Notre Dame College, Dhaka

Notre Dame College, Dhaka established by the Holy Cross Fathers in 1949 at Luxmibazar, Dhaka as the first Catholic college named St Gregory College. It was shifted to new location in 1950 and operated activities as a full pledged college. From there, it was transferred to its present site at Motijheel in 1954, when took rename Notre Dame College after Mother Mary. The institution runs by Roman Catholics, is open to all students, whether rich or poor, Bengali or tribal, Muslim, Christian, Hindu, or Buddhist.

Since its inception, the priests of the Congregation of the Holy Cross have administered the college. First Principal of the college was John J Harrington (1949-54). Since its establishment, ten priests have served as the principal of the college.

Notre Dame College, Dhaka

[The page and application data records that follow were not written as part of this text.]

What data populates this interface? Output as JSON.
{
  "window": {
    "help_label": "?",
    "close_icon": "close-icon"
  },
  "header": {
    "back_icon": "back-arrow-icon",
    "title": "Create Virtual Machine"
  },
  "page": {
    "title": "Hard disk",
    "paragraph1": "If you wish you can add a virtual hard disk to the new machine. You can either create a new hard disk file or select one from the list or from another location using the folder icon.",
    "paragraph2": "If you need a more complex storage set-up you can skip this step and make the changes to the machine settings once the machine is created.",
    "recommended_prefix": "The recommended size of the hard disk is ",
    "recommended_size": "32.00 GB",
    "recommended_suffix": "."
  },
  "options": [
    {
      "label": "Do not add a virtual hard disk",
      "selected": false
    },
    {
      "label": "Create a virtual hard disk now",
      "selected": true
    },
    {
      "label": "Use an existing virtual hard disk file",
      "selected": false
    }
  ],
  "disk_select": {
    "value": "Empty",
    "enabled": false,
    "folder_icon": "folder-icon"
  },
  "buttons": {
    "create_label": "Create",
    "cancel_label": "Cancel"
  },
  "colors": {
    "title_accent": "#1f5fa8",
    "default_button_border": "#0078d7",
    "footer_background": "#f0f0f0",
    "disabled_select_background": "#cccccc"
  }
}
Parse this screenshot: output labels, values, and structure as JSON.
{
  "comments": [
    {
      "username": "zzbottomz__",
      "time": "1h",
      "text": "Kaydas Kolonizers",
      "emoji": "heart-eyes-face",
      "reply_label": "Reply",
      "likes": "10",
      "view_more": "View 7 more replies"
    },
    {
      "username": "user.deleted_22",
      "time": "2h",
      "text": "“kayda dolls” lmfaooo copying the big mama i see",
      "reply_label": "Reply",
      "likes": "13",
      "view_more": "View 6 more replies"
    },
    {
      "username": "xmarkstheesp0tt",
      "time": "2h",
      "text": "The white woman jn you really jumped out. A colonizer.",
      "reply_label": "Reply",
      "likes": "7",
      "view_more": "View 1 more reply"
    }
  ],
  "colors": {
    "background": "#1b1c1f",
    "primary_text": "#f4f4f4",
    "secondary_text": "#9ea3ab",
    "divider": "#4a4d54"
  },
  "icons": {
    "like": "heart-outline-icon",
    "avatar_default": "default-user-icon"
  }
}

The students of the college demonstrated excellent results in the 1950s. The college took the first place in the combined merit list of the Higher Secondary Certificate Examinations seven times in eight years between 1952 and 1959. It got affiliation with the university of dhaka and national university in 1955 and 1992 respectively. In 1959, it was declared the best college in East Pakistan in recognition of the high percentage of successful candidates in various university examinations.

The college began with Bachelor of Arts and Commerce group. In 1960, it started Bachelor of Science courses. The medium of instruction in the college had Bengali during 1972-1997 and later, English medium was re-opened, although Bengali remained a compulsory subject. Even though it is a Degree College, most students study in the intermediate level for two years of class XI and XII. In the three-year Degree programme are also offered leading to a Bachelor Degree of Arts (BA Pass Course) or a Bachelor of Social Sciences (BSS pass course).

Besides the regular academic courses, an English Language Programme is conducted almost all year round and is open to all. The college inspires the students to become socially conscious. As an expression of social concern, the College conducts Literacy School (Class I to VIII) for slum children, in three shifts, morning, afternoon and evening. It teaches social welfare as a special discipline. Under this programme, almost 1150 students learn in the Literacy School in which about 125 students work of the college.

The college has been endowed with well-trained and devoted teachers from the very beginning but in the 1960s, it fell short of teachers. The problem led the college authority to borrow volunteers from a British organisation called Graduate Volunteers Service Overseas. They taught at the college from 1963 to 1970. During this period a renowned researcher Father Timn (1970-71) got associated with the college.

Like every other college in the country, Notre Dame College was becoming more and more trapped in the growing political agitation throughout the country during 1968-69 and its administration was put to a delicate and trying situation especially in the months of the country's war of liberation. The college got deeply involved in relief and rehabilitation work at that time and it found the activities as a great opportunity for the teachers and students to work together and share ideals and values.

As per Blue and Gold (2002-2004), a yearbook, Notre Dame College has 19 extracurricular clubs include: Debating Club, Science Club, Adventure Club, Rover Scouts (NDCRS), Business Club, Chess Club, Manabik Songho, Nature Study Club, Degree Club, Yuva (Youth) Red Crescent, Rotaract Club, Natyadol (Theater Group), Abritti Dol (Reciting Group), History Club, Association for Medical Help and Environmental Health Promotion, International Understanding and Relation Club, Cultural Club, Lekhak Kunjo (Writers' Guild) and English Club. Each club has it's own yearly magazine/publication. Among them Audri of Notre Dame Science Club is the most famous. Nishorga, annual magazine of Notre Dame Nature Study Club is also worth mentioning. Notre Dame College publishes students' monthly magazines Dhak Dhol and Chit Chat. The college also earned reputation for its performance in sports and debating and publication of high quality textbooks by its teaching staff.

The college orgainses annual sports competition, debate contest, science fair, and observes various national and international days. It celebrated its golden jubilee in 1999 and 60th anniversary in 2009. Its library is one of the oldest college libraries in Dhaka, having some rear books on various subjects. The library is enriched with a computer aided directory encyclopedias and an audio-visual system.

The college continued its efforts to provide good education and character formation to its students after the independence of Bangladesh and had to make a series of adjustments to the changed environment. The college has a department of guidance and counseling and a director of studies. It also has a small clinic of its own. [Benjamin Costa]